the falling edge of the clock while the positive edge-triggered is


triggered at its rising edge.

Fig.2 Improper Way of Loading '1' to the D Flip-flop


Fig.2 shows the improper way of loading '1' to the D flip-flop,
it can be observed that compared to the previous schematic
diagram which was Fig.1 , that the outputs of the logic gates in
the Fig.2 are connected to both D and Clock meanwhile in Fig.1
only the clock is being connected to the D flip-flop. Following the
set of procedures provided by the manual, we have obtained the
following results:

Trial

Q(t)

Q(t+1)

2
0
3
0
4
0
5
0
Table 2. Truth Table Improper Way

0
0
0
0
of Loading '1'

It can be observed in Table2 that the present and next state


are always equal to 0 even after triggering. The next state doesn't
become logic HIGH or 1 because the circuit used is an improper
way of loading '1' to the D flip-flops.

Fig.3 Improper Way of Loading '0' to the D flip-flop


Fig.3 shows the improper way of loading '0' to the D flip-flop,
it can be observed that compared to the previous schematic
diagrams which was Fig.1 and Fig.2 , that the outputs of the logic
gates in the Fig.1 are connected to the clock and Fig.2 are
connected to both D and Clock meanwhile in Fig.3 only the clock
is being connected to the output of the Logic gate B (U7 B) while
D input is connected to logic gate A (U7 A). Following the set of
procedures provided by the manual, we have obtained the
following results:
Trial
Q(t)
Q(t+1)
1
1
1
2
1
1
3
1
1
4
1
1
5
1
1
Table 2 shows
that
the present
and nextWay
state
Table
2. Truth
Table Improper
of are always 1
even after triggering the circuit
this is
Loading
'0' because the circuit being
used is the improper way of loading '0' to the D flip-flop.

Fig.4 Gate Synchronizer


Obtained Waveform

Ideal Waveform

Table 3. Ideal Vs. Obtained Waveform for Gate Synchronizers


Table 3 shows the comparison of the obtained and ideal
waveform, from the obtained waveform, the yellow waveform is
the same as the (Blue) channel B for the obtained waveform while
the green waveform is the same as the (Pink) Channel C of the
ideal waveform. The yellow waveform of Channel A from the

ideal waveform figure shows the clock pulse. In the Gate


synchronizer, the output waveform is directly obtained from the D
Flip-flop, which means that the output generated is the same as
the ones being inputted by the outside world command which was
taken from the MC14538 IC in this case. The output isn't always
synchronized since the asynchronous signal changes only after
one clock cycle before an output is being generated.
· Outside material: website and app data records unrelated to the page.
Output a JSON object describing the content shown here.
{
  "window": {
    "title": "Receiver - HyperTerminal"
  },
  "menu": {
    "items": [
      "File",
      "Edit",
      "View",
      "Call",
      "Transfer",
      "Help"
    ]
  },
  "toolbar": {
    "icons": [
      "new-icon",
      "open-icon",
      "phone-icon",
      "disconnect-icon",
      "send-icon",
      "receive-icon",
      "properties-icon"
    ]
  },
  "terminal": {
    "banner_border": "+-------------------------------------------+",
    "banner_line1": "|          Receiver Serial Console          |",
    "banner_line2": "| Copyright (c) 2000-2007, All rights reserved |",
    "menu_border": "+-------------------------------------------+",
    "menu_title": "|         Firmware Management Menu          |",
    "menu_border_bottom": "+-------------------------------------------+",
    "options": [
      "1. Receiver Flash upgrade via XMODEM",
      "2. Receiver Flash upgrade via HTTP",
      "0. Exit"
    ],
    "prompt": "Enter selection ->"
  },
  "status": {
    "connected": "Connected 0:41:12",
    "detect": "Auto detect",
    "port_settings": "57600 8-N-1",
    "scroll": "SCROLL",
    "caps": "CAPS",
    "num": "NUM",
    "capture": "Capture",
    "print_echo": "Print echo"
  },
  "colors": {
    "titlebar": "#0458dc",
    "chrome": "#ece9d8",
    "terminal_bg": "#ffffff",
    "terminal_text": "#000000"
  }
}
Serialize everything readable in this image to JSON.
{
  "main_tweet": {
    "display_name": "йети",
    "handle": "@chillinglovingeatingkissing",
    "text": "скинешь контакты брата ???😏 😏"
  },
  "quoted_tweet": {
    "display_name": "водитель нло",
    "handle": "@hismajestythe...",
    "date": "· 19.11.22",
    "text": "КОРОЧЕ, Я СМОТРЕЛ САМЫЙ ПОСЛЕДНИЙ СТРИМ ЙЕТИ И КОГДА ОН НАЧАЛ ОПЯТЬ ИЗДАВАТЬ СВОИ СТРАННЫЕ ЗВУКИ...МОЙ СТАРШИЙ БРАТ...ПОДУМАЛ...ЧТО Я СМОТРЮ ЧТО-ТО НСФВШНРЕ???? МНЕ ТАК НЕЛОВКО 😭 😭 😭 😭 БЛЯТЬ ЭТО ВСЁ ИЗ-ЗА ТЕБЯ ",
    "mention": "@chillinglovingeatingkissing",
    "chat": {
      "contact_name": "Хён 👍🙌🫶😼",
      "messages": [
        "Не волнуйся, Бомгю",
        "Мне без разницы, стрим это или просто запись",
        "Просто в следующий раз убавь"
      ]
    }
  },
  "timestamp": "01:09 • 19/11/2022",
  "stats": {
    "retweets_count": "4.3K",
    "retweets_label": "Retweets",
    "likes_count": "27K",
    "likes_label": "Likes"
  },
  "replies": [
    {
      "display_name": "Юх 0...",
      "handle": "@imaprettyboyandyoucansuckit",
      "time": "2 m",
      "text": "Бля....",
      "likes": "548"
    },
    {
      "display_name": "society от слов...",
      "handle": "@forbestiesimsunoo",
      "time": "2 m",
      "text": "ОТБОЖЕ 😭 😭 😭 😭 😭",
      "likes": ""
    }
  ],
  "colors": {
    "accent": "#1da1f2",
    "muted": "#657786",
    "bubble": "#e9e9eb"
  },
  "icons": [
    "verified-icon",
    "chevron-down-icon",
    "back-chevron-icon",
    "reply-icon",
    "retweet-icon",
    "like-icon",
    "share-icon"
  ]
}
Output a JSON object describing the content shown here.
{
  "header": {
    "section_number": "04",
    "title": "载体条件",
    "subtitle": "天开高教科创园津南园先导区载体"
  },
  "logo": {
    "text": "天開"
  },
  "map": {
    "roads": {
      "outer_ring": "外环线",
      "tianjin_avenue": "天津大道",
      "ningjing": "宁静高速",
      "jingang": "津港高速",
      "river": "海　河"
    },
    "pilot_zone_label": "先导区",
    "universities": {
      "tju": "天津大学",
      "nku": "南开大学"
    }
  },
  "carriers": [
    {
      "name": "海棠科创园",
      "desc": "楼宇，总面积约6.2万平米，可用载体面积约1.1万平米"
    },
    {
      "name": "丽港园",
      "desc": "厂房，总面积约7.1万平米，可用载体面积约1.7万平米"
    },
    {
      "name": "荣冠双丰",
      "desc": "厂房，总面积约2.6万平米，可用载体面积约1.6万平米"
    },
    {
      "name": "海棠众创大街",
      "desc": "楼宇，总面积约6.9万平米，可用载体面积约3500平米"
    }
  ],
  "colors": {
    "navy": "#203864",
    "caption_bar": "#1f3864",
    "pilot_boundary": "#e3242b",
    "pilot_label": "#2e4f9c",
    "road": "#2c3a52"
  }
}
Fig.5 Clock Synchronizer

Obtained Waveform

Ideal Waveform

Table 4. Ideal Vs. Obtained Waveform for Clock Synchronizers


Fig.5 shows the schematic diagram of the clock synchronizer,
for this, we add a NOR gate in the its Q' output of the D Flip-Flop
and the clock pulse obtained in the output with the same length
as the Pulse. The output obtained has an output in the Q (Blue,
Channel B )that is always high for the entire cycle while the
output of Q' connected to the NOR Flip-flop (Pink, Channel C)is
always in-synch with the clock pulse (yellow, Channel A). The
inverter at the clock is used to see the output after 1 second
pulse that is being generated by the MC14538 IC. From the
obtained waveform, it can be observed that 1 second pulse from
the asynchronous signal, the output will be synchronized with the
clock. From the low output, the switch is toggled and the D Flipflop and an input data of 1, the Q' becomes LOW and this gives a
HIGH output whenever the clock is also LOW. With the addition of
the inverted, the clock becomes HIGH and when being
interconnected with the Q', the clock becomes low which means
that the output becomes HIGH whenever the clock is HIGH, due to
the characteristic of a NOR gate with an input of Q' and inverted
clock, the output becomes low the clock is also low, which means
that the inverted clock becomes HIGH thus resulting in a LOW
output when inputted in the NOR gate.

V.

Conclusion

References
Leap Electronics CO., LTD. (n.d.). Leaptronix Manual. Fromhttps://groups.google.com/forum/#!
topic/ece413nnl/85t4nnN6zzE
USC DEEE., Laboratory Manual for ECE413NL. Digital Measurements Using Logic Analyzer.,
pp1-12.

Appendices

ANNEX 1

ANNEX 2

ANNEX 3

ANNEX 4 GATE SYNCHRONIZER CIRCUIT

ANNEX 5 CLOCK SYNCHRONIZER CIRCUIT